you also have my dd's twin - just the opposite. she was over the top sensation seeking (needed messy hands and still does). also i think if you havent thought about it, from the little things you have said - i am guessing your son is 'gifted' too. (please i dont want to go into debate over this). and THAT by itself is further exhausting too.
dont be confused by all the checklist and to see what your son falls under. i know for my dd she had mild case which pretty much disappeared or toned down by the time she was 5. use that more as a guideline to figure out activities for your son.

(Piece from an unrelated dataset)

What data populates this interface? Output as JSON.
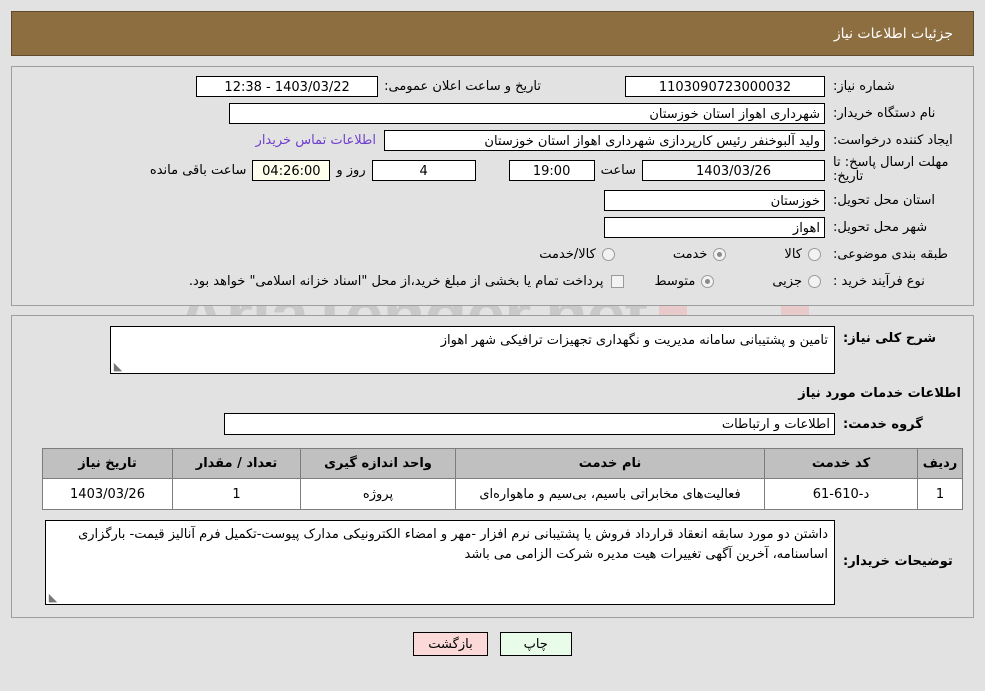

the good news is your son enjoys sitting and playing. make your house a sensory place. at your son's age i gave my dd a pasta 'bowl' (i forget what the exact term is). i emptied out a couple of bags of those squiggly colourful pasta and threw in little articles from the house in there, like my tea strainer ball, little toys, spoon, small measuring cups, measuring spoons, textury things. yeah initially she would chew on the pasta but i kept asking her not to eat it and in time she got it. but she could literally spend hours mixing and feeling with her fingers.
at that age telephone was my big friend. i would be sitting next to dd but talking on the phone until she joined me or started pulling it.
at your sons age too i started the 'touch but not pick' rule.
and no my dd was one of those kids who didnt like dc/ps. she tolerated it because she knew we had no choice. but she was a mommy's girl and wanted to spend as much time with me. however we were doing a lot ourselves so she found being home much more fun.
i had a big tough computer or tv box. i put dd in there and then put in those air filled balls and a bunch of other things including scarves and handkerchieves that she could throw out. not only did she get to throw but she also got to understand how different objects fly.
easel and paint brush. i found a 3 x 6 table top and converted that into an easel for dd. then i got cheap newsprint from our newspaper office and giant paint brushes and water and let her go.
i think one key you need to also watch out for your son is he needs intellectual stimulation. if he is bored at the park show him things. like the wettish sand and the dry sand. the textures on the play structure.
when your dh goes for a walk with ds ask him to touch metal poles, the barks of trees... to pick up rocks, pebbles, twigs off the ground so your son can feel. and take longer to come home. show him shop signs. at that age my dd was a 'sign' fiend. she knew all the signs of cars and had touched and felt them. she also knew logos. that's the word. she loved logos.
does your city have a calendar of events happening. i took dd to a lot of free events. we also did light rail rides and bus rides for the fun of it. short ones.
a lot of her 'reading' material was my junk mail, kitty food cans, cereal boxes and smaller cans dd could use.
she wasnt a toys girl but prefered things from my pantry.
you know what i looooooved about dd being a HNs child is i was FORCED to look at the world differently. to discover what a treasure trove my house was. when i looked at a flour sifter it wasnt just a flour sifter. it was a cool toy.
the challenge crunchy mommy is you have to pretty much find ideas yourself. others are not really going to help you. that is why check into the out of sync activities books. it will give you tonnes of ideas.
btw where hunger and thirst is concerned even today my dd is like your son. she can say one minute i am not hungry and next moment wallop down everything.
also mama watch out for growth spurts. they usually follow a regular cycle. i think i became aware of it when dd was 3 but it happens at the same time - during summer and by end august and early sept dd suddenly shoots up. that takes a lot of energy and makes her v. grumpy and hard to handle and less sleep and emotional and always hungry.
last HAH!!!!!! you DO have a HNs child. esp. since you question your parenting. lady that aint the easy answer.
just look at what you have on your plate. a hard child. a job. the house. and not a really helpful dh. excuse me mama but the last i heard, even though society IS heading in that direction, parenting was not meant to be done alone.
do you know there are cultures where stranger anxiety does not even exist. their kids dont ever get separation anxiety?